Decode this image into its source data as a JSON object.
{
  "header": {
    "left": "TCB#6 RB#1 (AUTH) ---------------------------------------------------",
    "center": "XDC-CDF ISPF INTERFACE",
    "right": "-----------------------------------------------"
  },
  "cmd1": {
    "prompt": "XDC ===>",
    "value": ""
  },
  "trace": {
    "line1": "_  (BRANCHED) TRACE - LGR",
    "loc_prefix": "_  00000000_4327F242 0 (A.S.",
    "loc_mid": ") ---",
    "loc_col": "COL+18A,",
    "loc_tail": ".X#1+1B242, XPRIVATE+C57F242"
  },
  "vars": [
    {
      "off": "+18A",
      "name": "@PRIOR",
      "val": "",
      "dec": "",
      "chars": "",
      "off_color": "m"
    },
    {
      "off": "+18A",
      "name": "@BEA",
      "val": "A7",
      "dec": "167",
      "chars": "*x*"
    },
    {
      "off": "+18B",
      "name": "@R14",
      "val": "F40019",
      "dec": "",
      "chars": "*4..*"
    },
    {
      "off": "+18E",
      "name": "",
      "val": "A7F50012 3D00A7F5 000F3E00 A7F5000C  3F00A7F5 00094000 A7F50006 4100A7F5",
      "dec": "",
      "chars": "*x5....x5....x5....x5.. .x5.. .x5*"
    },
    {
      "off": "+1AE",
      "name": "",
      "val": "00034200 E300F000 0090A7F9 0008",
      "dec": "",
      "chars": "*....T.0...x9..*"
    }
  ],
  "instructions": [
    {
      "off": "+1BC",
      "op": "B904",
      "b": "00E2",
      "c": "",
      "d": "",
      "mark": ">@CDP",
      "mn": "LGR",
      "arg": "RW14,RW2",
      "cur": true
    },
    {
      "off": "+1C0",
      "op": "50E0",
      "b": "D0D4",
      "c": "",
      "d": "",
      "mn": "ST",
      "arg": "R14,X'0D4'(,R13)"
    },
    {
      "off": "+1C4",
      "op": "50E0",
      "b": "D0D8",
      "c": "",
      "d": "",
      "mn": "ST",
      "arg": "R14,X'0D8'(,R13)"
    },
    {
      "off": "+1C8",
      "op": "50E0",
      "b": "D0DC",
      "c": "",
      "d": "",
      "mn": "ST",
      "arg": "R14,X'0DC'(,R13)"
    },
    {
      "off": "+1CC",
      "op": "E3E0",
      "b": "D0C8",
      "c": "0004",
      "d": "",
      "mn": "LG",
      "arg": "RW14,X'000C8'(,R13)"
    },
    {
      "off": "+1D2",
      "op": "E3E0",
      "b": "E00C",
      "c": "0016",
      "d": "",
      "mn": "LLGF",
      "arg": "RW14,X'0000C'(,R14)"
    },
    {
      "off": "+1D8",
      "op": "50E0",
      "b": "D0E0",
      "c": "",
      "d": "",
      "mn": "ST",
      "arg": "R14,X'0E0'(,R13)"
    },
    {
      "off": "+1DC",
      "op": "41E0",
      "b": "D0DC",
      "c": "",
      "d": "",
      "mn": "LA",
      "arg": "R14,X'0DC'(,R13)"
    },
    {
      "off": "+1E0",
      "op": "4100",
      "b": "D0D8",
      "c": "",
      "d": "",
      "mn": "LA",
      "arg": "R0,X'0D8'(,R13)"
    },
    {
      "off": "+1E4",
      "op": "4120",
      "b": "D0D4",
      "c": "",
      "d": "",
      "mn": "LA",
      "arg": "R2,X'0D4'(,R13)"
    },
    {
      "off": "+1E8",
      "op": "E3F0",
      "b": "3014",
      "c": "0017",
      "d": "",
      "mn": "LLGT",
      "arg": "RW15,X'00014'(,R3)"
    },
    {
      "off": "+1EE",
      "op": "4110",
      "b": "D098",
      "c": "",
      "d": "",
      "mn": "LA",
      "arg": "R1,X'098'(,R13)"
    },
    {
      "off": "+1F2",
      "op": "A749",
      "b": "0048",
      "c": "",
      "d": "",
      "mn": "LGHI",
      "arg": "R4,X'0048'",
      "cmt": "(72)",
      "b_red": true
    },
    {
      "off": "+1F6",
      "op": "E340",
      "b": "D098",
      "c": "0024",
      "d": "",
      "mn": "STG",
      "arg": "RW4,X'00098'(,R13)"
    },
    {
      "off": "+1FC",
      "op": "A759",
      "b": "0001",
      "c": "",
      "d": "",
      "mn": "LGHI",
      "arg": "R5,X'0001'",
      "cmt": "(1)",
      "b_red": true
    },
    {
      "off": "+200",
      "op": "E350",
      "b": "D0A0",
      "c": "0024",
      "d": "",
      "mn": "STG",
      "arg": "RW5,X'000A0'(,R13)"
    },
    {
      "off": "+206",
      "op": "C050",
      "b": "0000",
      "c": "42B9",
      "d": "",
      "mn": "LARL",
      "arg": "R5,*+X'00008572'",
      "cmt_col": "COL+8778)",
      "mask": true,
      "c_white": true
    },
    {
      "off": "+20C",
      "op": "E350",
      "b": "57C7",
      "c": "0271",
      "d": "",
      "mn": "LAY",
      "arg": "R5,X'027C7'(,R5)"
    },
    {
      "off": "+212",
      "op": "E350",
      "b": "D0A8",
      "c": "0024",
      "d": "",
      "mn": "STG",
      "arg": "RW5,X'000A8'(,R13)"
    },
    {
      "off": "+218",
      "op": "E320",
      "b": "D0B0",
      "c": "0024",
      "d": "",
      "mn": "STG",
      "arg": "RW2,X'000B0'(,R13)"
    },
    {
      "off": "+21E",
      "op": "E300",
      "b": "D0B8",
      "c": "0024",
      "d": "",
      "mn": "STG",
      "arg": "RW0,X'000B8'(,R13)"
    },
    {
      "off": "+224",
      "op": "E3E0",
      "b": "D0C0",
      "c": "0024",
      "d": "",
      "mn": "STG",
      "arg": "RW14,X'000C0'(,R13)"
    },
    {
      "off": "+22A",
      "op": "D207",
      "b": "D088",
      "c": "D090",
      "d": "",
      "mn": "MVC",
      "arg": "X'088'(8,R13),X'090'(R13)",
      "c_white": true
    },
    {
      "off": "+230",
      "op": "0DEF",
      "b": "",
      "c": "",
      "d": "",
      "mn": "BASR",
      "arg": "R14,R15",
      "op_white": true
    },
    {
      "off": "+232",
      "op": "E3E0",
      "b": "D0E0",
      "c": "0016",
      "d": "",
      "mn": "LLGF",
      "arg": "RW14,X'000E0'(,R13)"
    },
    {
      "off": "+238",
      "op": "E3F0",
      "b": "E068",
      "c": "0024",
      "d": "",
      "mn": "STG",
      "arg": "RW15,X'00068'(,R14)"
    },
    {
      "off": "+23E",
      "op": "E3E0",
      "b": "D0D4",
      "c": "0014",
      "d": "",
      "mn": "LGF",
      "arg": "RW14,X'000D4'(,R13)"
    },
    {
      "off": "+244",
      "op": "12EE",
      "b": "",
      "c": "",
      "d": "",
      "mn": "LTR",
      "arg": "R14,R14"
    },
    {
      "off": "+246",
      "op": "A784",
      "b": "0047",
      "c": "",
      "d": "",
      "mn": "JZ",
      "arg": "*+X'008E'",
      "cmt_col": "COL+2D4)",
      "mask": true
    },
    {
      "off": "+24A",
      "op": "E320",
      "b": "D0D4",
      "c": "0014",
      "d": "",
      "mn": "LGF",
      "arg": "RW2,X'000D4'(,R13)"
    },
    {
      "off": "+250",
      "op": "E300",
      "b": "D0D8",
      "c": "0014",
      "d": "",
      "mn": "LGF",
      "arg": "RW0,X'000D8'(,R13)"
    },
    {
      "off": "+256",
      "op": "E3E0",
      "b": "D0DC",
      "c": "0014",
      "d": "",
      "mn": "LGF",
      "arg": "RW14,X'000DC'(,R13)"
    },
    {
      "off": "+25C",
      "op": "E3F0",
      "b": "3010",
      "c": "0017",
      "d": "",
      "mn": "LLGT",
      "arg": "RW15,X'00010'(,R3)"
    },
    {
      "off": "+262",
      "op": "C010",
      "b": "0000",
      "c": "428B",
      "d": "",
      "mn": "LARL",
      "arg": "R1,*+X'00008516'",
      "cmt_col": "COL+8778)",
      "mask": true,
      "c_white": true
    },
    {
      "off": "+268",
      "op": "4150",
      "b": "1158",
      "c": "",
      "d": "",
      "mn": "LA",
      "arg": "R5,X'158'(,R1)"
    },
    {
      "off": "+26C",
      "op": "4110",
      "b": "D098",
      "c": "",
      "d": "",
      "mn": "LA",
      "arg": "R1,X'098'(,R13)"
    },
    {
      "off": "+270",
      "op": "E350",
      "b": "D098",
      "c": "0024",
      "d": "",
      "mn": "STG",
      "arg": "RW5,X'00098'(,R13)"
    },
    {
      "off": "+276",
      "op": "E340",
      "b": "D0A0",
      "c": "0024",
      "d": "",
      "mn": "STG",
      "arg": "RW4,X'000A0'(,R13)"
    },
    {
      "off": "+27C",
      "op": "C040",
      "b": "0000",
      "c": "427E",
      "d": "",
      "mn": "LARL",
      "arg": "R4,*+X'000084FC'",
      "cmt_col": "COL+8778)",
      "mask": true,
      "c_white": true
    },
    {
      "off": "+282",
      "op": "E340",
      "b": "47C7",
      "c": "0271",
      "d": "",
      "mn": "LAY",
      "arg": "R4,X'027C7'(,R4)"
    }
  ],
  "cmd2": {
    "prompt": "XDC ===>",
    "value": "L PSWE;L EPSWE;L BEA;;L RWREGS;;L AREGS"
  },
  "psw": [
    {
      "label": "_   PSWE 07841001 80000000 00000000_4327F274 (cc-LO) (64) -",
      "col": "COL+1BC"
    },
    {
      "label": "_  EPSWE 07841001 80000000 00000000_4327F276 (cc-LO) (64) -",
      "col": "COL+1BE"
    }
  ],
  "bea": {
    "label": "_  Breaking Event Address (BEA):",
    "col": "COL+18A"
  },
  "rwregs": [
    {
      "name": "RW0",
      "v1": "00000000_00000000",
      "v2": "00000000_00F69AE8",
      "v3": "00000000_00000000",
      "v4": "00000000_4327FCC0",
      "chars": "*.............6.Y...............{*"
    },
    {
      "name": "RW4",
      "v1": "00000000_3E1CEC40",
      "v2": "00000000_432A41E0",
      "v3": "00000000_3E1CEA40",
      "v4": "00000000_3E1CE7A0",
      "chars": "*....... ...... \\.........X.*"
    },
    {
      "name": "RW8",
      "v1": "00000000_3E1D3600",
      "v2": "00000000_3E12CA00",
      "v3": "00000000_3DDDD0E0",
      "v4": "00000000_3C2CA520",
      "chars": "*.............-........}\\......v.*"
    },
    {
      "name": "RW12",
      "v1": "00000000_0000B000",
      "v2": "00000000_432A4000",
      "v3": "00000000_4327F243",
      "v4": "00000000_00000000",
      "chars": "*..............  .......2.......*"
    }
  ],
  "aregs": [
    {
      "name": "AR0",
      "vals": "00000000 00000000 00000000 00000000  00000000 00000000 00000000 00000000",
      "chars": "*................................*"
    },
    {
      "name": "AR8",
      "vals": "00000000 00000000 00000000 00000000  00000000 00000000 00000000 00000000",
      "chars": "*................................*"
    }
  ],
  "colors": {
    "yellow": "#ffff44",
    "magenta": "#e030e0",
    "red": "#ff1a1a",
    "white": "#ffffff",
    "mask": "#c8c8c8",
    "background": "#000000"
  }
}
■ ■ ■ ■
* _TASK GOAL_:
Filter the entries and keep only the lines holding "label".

* _RESULT_:
      "label": "_   PSWE 07841001 80000000 00000000_4327F274 (cc-LO) (64) -",
      "label": "_  EPSWE 07841001 80000000 00000000_4327F276 (cc-LO) (64) -",
    "label": "_  Breaking Event Address (BEA):",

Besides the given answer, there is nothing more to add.